The state’s MMJ program – which consists of four total licenses held by three companies – has posted steady growth over the past year and a half.

Patient counts increased 32% between June 2018 and October 2019, reaching 8,566, the New Hampshire Department of Health and Human Services (DHHS) reported in its annual update of the state’s Therapeutic Cannabis Program.

Those counts could rise even higher with the enactment of House Bill 335, which took effect in September.

The law authorized DHHS to allow New Hampshire’s licensed MMJ businesses, known as alternative treatment centers (ATC), to open a second “satellite” dispensary in each of the state’s four designated regions.

The new law expands upon Senate Bill 388, passed in 2018, which allowed for two satellite dispensaries in the more rural regions of the state.

New Hampshire’s vertically integrated ATCs have historically operated at a financial loss, but they could see a boost in sales by making it easier for patients to secure medical marijuana by reducing the amount of time they must travel.

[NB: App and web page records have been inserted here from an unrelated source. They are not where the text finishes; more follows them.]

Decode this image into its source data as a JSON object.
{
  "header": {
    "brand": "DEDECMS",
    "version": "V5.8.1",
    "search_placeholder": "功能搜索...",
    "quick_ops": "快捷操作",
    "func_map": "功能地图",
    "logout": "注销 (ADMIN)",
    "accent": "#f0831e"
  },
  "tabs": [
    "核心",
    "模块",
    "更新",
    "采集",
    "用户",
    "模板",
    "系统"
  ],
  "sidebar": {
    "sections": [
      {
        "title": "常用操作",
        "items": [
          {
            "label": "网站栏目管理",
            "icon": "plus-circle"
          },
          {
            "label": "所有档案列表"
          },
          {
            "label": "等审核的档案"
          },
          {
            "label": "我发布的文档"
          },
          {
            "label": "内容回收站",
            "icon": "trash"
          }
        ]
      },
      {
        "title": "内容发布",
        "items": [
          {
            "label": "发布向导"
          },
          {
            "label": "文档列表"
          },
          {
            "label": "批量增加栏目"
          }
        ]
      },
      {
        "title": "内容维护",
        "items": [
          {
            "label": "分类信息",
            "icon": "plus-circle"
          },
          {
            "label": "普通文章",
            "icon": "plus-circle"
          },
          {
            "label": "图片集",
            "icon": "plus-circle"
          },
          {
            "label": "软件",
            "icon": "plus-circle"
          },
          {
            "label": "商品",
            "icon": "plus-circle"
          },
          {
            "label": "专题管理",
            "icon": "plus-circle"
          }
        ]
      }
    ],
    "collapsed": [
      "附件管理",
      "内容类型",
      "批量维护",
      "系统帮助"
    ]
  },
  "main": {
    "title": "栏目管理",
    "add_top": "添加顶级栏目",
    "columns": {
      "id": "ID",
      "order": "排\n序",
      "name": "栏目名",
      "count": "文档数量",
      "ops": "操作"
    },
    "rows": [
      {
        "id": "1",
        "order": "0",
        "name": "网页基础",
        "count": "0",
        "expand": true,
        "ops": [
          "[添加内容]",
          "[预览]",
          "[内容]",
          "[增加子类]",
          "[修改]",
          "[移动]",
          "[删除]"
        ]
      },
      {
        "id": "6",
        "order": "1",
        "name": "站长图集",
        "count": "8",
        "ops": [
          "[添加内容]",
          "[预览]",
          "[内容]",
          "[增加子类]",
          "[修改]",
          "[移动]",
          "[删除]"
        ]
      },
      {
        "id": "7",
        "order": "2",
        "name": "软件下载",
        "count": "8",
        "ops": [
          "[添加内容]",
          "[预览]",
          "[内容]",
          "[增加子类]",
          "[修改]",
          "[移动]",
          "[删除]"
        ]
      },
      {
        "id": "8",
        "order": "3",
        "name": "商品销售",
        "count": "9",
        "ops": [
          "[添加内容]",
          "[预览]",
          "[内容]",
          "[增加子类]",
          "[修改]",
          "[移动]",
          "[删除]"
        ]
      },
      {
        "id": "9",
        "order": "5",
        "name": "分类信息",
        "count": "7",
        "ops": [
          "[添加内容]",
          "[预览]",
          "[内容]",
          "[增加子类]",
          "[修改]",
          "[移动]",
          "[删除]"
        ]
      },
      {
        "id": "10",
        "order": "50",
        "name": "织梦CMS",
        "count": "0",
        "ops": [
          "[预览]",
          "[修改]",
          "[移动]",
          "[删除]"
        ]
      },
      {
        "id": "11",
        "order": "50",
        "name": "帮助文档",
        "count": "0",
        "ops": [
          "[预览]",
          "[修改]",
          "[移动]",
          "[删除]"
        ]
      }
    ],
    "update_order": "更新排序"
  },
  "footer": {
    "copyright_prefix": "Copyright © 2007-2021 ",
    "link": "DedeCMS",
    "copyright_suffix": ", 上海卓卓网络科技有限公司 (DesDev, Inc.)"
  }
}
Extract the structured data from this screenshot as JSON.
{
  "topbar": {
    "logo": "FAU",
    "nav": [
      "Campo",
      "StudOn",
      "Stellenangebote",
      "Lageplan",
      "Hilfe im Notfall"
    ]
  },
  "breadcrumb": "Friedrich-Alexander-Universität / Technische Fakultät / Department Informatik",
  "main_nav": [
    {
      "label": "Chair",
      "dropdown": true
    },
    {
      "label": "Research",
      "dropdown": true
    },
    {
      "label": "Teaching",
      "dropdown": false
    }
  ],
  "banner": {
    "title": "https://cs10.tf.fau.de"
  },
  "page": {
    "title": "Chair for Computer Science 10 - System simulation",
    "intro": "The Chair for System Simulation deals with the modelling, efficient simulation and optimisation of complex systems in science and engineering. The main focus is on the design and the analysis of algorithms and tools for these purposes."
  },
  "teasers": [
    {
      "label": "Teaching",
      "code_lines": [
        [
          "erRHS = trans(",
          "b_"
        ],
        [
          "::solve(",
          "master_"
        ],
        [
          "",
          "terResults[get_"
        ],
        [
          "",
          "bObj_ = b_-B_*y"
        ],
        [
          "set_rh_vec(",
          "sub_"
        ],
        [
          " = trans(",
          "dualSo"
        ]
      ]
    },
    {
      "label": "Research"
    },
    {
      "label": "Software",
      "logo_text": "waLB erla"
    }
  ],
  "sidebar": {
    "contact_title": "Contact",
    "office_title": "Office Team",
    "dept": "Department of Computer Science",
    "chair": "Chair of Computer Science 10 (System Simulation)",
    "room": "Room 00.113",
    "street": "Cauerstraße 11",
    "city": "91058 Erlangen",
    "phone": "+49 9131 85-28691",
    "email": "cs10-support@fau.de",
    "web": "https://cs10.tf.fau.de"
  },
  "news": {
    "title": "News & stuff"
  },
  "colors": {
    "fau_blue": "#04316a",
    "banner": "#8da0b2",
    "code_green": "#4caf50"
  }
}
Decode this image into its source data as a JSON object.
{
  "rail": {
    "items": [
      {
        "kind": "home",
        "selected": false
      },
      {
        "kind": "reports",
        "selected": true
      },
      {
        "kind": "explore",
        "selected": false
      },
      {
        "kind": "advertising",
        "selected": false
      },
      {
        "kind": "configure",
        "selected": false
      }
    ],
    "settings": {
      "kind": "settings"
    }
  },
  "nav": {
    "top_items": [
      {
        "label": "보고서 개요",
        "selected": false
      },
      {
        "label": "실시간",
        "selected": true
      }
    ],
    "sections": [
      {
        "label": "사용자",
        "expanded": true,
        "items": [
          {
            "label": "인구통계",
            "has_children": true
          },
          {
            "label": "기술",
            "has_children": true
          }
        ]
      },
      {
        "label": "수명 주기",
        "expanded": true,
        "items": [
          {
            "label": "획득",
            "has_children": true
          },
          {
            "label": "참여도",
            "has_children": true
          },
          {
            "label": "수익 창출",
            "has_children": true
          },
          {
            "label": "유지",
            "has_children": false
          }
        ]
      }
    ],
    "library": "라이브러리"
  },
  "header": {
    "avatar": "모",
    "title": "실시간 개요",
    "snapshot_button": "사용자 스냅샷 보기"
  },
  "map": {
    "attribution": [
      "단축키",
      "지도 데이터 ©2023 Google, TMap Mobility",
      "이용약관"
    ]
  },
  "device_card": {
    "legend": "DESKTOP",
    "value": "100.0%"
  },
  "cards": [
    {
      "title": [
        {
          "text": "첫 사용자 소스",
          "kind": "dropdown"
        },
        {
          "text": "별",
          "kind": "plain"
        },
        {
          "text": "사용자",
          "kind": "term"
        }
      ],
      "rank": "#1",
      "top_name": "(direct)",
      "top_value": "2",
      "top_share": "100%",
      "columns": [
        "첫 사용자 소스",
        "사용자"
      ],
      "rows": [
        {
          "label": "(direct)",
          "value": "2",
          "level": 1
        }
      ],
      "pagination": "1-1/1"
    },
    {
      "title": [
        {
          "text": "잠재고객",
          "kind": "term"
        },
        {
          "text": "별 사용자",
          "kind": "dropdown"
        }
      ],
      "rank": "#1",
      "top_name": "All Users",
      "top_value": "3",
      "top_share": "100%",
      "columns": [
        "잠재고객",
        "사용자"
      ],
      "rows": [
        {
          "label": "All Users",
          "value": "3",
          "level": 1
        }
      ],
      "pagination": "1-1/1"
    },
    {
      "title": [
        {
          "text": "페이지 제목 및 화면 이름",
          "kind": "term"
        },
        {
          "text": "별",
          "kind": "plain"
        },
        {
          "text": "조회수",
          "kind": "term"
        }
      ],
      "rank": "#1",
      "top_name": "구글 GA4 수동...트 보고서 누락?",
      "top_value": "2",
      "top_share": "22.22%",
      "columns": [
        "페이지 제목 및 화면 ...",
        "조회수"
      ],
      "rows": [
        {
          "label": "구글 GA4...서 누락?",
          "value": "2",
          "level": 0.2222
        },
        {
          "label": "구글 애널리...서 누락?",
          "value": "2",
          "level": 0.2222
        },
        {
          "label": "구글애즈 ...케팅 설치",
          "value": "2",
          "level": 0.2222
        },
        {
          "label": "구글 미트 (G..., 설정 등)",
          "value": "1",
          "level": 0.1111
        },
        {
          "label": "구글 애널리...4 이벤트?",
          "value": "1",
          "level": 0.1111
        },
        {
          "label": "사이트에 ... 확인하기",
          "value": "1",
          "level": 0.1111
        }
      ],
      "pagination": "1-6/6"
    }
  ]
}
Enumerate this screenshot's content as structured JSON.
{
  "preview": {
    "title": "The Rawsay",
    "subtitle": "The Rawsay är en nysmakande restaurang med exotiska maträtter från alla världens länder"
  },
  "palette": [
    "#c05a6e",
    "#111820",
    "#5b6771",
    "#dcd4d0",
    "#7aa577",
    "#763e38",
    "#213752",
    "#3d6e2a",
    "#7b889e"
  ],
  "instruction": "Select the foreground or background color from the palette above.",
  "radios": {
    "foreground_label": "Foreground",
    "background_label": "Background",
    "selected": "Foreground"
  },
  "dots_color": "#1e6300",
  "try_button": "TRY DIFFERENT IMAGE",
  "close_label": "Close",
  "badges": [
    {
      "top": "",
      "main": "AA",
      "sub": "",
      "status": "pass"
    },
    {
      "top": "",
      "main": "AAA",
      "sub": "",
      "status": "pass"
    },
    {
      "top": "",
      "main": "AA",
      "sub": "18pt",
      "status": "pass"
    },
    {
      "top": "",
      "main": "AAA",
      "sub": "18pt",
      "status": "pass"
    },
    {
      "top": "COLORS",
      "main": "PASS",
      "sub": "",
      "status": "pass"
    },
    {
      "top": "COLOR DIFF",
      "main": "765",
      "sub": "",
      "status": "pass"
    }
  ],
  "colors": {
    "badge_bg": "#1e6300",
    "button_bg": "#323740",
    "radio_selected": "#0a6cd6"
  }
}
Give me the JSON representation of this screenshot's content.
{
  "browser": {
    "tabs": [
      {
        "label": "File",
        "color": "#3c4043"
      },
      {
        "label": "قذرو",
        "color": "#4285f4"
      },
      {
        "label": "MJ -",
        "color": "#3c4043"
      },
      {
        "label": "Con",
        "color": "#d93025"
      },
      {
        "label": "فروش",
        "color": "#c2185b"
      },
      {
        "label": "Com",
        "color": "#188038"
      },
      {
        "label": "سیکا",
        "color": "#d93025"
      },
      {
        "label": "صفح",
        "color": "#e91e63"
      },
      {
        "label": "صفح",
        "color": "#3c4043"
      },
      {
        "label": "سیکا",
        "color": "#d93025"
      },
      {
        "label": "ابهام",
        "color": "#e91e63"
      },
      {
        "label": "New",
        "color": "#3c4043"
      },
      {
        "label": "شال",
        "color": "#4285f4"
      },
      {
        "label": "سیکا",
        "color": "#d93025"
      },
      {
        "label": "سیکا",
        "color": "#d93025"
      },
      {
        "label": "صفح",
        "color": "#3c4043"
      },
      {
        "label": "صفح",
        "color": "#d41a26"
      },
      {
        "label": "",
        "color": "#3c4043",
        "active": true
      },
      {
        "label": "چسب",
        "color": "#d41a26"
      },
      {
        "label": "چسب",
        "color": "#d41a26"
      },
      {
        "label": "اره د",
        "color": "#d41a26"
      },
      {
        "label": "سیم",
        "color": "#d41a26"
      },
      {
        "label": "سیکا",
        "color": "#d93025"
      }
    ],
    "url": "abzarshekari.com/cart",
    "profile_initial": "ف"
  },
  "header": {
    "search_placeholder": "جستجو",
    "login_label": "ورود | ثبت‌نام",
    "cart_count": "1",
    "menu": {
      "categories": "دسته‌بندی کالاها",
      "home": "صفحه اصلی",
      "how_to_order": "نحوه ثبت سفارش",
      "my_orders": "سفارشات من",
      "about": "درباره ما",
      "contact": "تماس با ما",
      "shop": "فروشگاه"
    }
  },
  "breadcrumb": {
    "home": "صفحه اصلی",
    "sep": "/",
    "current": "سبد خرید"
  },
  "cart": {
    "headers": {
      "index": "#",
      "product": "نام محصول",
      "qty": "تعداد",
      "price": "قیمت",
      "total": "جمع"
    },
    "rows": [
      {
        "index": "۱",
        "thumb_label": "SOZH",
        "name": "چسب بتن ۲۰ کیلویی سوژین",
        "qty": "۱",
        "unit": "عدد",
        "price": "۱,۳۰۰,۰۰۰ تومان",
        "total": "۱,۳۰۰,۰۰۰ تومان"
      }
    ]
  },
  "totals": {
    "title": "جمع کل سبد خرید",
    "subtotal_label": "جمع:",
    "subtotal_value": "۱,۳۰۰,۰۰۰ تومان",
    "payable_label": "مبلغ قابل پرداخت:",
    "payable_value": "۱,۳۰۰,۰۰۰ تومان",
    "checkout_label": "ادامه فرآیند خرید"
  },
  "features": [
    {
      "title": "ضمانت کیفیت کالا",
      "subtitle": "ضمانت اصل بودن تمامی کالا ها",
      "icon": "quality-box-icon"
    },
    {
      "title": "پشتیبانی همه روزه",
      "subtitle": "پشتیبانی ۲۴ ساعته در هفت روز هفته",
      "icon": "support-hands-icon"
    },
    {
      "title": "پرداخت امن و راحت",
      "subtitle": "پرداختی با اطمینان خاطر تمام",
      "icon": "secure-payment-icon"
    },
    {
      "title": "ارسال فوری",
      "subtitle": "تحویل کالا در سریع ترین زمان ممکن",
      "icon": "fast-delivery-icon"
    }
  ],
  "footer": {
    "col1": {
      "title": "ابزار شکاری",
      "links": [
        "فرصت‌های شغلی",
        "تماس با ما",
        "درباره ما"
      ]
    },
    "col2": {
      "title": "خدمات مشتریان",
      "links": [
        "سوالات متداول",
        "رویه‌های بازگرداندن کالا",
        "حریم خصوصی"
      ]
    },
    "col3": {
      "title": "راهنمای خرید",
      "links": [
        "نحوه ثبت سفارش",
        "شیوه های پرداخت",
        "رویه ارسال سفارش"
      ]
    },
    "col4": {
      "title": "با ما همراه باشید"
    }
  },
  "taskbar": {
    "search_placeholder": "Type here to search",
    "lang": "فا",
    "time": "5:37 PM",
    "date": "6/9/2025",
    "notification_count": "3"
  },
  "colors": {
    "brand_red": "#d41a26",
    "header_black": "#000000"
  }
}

In determining where to locate the additional dispensaries, DHHS defined a “travel burden” as:

  • One-way travel distance in excess of 25 miles.
  • Or, one-way travel time exceeding 30 minutes.

In some regions, more than 20% of patients fall into both categories – but these travel burdens will be reduced or eliminated by the additional dispensaries.

New Hampshire’s licensed MMJ businesses include Prime ATC, managed by Acreage Holdings; multistate operator Temescal Wellness, which holds two licenses; and Sanctuary ATC, which opened its first satellite location in July under the provisions of SB 388.

New Hampshire now has five dispensaries in operation out of the total eight allowed.

The state’s medical marijuana program requires patients to register with – and make purchases from – only one ATC.

From July 1, 2018, to June 30, 2019:

  • Prime ATC counted 40% of the state’s qualifying patients on its registry.
  • Temescal Wellness served 36% of the state’s qualifying patients.
  • Sanctuary ATC counted 26% of the state’s patients in its registry.

Maggie Cowee can be reached at